    I’d like to chime in voicing my appreciation of this site. I find it to be one of the highlights of my daily web browsing avoidance of doing Science.

    Also, I wouldn’t say that “It’s not like I’ve ever made a lick of money off this endeavor” is a true statement. While I had it in the back of my mind for some time that Now the Hell Will Start was a book I’d like to read, it was because of the fine esoterism here at Microkhan that I finally got around to purchasing it and will be doing so for any future books.

  • Brendan I. Koerner

    @Miles Smith: Thanks a mil for buying the book. At the pace I’m going, the next one should be out in, oh, 2028 or so. At which point it will cost $14.99 for the neural-implant version. Start saving now!

  • thingsbreak

    Congrats on the first 500. Looking forward to the next several dozen!
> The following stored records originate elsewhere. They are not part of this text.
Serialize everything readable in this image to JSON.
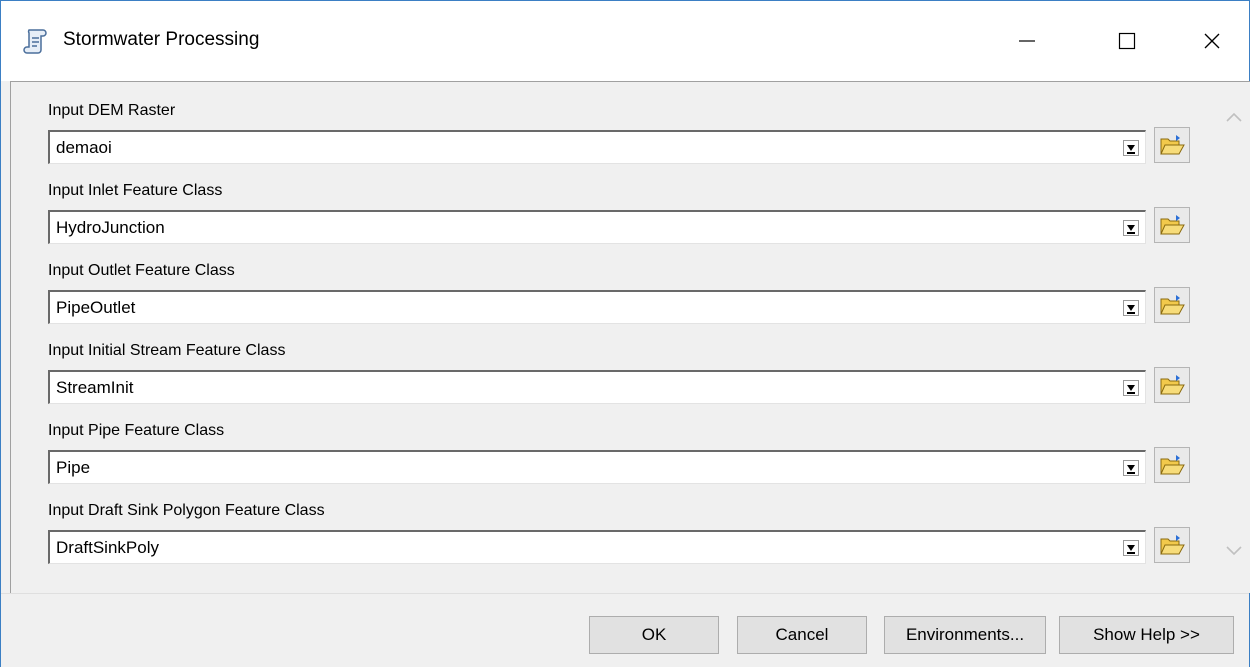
{
  "window": {
    "title": "Stormwater Processing",
    "accent_color": "#3b7fc4"
  },
  "fields": [
    {
      "label": "Input DEM Raster",
      "value": "demaoi"
    },
    {
      "label": "Input Inlet Feature Class",
      "value": "HydroJunction"
    },
    {
      "label": "Input Outlet Feature Class",
      "value": "PipeOutlet"
    },
    {
      "label": "Input Initial Stream Feature Class",
      "value": "StreamInit"
    },
    {
      "label": "Input Pipe Feature Class",
      "value": "Pipe"
    },
    {
      "label": "Input Draft Sink Polygon Feature Class",
      "value": "DraftSinkPoly"
    }
  ],
  "icons": {
    "app": "toolbox-script-icon",
    "browse": "open-folder-icon",
    "minimize": "minimize-icon",
    "maximize": "maximize-icon",
    "close": "close-icon",
    "scroll_up": "chevron-up-icon",
    "scroll_down": "chevron-down-icon"
  },
  "buttons": {
    "ok": "OK",
    "cancel": "Cancel",
    "environments": "Environments...",
    "show_help": "Show Help >>"
  }
}
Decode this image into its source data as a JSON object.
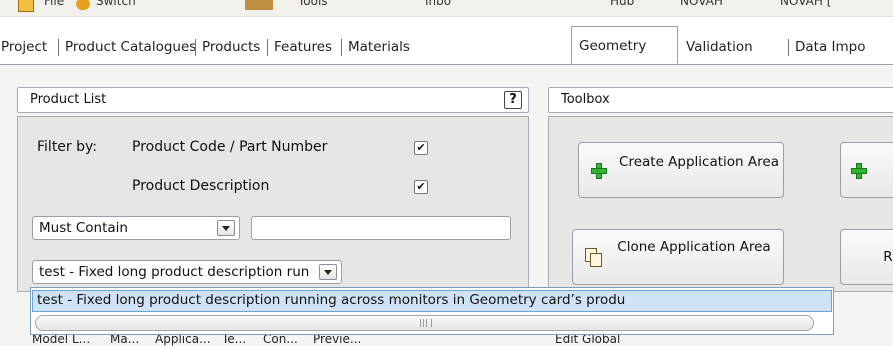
{
  "toolbar": {
    "items": [
      "File",
      "Switch",
      "Tools",
      "Inbo",
      "Hub",
      "NOVAH",
      "NOVAH ["
    ]
  },
  "tabs": [
    {
      "label": "Project"
    },
    {
      "label": "Product Catalogues"
    },
    {
      "label": "Products"
    },
    {
      "label": "Features"
    },
    {
      "label": "Materials"
    },
    {
      "label": "Geometry",
      "active": true
    },
    {
      "label": "Validation"
    },
    {
      "label": "Data Impo"
    }
  ],
  "product_list": {
    "title": "Product List",
    "help_label": "?",
    "filter_by_label": "Filter by:",
    "filters": [
      {
        "label": "Product Code / Part Number",
        "checked": true
      },
      {
        "label": "Product Description",
        "checked": true
      }
    ],
    "match_mode": "Must Contain",
    "filter_text": "",
    "selected_product": "test - Fixed long product description running acr",
    "dropdown_options": [
      "test - Fixed long product description running across monitors in Geometry card’s produ"
    ]
  },
  "bottom_tabs": [
    "Models",
    "L...",
    "Ma...",
    "Applica...",
    "Te...",
    "Con...",
    "Previe..."
  ],
  "toolbox": {
    "title": "Toolbox",
    "create_button": "Create Application Area",
    "clone_button": "Clone Application Area",
    "partial_button": "R",
    "bottom_label": "Edit Global"
  }
}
    I’ve been without internet access for the last few days, which meant I used my iPhone as an ebook reader and little else. I’d just started The Age of Wonder, and the initial chapter on Sir Joseph Banks and the Tahitians* made me think of your First Contact series.

    *Not itself a true first contact, but far closer than anything else I was reading.

  • Brendan I. Koerner

    @thingsbreak: Thanks for the congrats. How’s Age of Wonder?

  • thingsbreak

    I’m digging it. Now that I’m back in the land of the Internets I see that you’ve actually covered a First Contact with the same players (the Maori of NZ).

    The book is well written and the author is fascinated by his subject. That much I know for sure- the rest I will dutifully report back on. I could tell as much from the free sample from Amazon and I haven’t been disappointed yet.

  • M

    […] to the nifty WordPress counter, this is my one thousandth post on Microkhan. Unlike the last time I hit such a significant milestone, there shall be no navel-gazing—in part because I’m […]